If you’re looking for a spell-binding heist story, look no further because The Gilded Wolves is lush, enchanting and captivating from the first get-go. Roshani Chokshi’s writing shines through like the opulent gems and magnificent artefacts found in the story and it is always a treat to read her books, because it draws you in from the first page and it builds itself to a glorious crescendo before ending on a high note. The Gilded Wolves is not to be missed!

Séverin’s seventh father was Lust.
Lust taught him that a broken heart made a fine weapon, for its pieces were exceptionally sharp.

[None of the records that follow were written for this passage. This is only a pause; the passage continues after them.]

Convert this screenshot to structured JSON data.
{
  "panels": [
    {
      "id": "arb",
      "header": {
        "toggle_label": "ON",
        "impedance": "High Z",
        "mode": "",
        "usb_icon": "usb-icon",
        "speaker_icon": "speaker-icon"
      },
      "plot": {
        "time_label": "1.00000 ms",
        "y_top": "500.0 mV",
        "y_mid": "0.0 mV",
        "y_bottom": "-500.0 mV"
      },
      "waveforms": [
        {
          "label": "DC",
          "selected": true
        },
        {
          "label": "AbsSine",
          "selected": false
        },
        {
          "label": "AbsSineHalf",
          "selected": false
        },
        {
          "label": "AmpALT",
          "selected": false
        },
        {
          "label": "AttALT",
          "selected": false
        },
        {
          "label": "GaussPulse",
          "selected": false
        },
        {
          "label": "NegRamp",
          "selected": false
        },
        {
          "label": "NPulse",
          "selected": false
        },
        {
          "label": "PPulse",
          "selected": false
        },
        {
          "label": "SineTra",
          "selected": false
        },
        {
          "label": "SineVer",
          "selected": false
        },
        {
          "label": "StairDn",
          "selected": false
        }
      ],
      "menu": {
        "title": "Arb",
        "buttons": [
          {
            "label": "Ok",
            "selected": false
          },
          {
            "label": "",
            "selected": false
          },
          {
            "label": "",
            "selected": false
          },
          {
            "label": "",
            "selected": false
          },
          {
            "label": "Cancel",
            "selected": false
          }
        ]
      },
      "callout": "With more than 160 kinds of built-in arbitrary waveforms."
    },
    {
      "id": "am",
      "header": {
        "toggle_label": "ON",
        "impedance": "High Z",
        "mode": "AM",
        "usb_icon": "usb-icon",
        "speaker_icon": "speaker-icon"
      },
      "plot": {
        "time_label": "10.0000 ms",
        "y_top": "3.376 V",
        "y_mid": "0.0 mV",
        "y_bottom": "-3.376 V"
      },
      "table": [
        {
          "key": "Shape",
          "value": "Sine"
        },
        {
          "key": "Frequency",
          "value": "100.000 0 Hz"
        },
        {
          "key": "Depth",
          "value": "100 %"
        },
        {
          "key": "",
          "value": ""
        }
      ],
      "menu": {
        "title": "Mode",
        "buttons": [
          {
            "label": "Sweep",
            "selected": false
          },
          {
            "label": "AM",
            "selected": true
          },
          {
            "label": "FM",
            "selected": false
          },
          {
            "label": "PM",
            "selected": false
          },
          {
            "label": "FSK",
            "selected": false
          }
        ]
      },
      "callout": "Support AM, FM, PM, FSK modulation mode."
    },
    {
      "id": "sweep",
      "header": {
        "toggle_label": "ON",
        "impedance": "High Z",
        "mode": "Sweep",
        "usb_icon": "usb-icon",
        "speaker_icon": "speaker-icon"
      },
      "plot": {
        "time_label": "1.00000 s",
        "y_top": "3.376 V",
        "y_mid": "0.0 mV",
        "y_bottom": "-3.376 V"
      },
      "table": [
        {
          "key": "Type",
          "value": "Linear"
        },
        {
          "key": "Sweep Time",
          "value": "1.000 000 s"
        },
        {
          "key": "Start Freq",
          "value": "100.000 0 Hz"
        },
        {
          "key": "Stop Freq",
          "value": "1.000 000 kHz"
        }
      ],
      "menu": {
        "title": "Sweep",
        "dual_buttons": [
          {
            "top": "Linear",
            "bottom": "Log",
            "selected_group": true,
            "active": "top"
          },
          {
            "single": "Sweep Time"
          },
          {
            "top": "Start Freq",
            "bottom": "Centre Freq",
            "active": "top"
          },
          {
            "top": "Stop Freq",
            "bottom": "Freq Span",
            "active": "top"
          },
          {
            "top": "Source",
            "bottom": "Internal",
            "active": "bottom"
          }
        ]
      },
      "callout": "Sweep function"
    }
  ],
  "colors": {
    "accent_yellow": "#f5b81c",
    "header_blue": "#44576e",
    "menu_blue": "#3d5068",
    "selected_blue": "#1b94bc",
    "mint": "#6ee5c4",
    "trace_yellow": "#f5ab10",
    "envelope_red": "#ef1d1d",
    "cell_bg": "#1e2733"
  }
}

The quotes were taken from the ARC and are subject to changes in the finished copy.

1 thought on “[Review] The Gilded Wolves by Roshani Chokshi”

  1. Wonderful review, Kevin! <3 I'm so, so happy to hear you enjoyed this book so much – I also got lucky enough to read it and I loved it so, SO much just as well. These characters were SO great <3


Leave a Reply

Fill in your details below or click an icon to log in: Logo

You are commenting using your account. Log Out /  Change )

Twitter picture

You are commenting using your Twitter account. Log Out /  Change )

Facebook photo

You are commenting using your Facebook account. Log Out /  Change )

Connecting to %s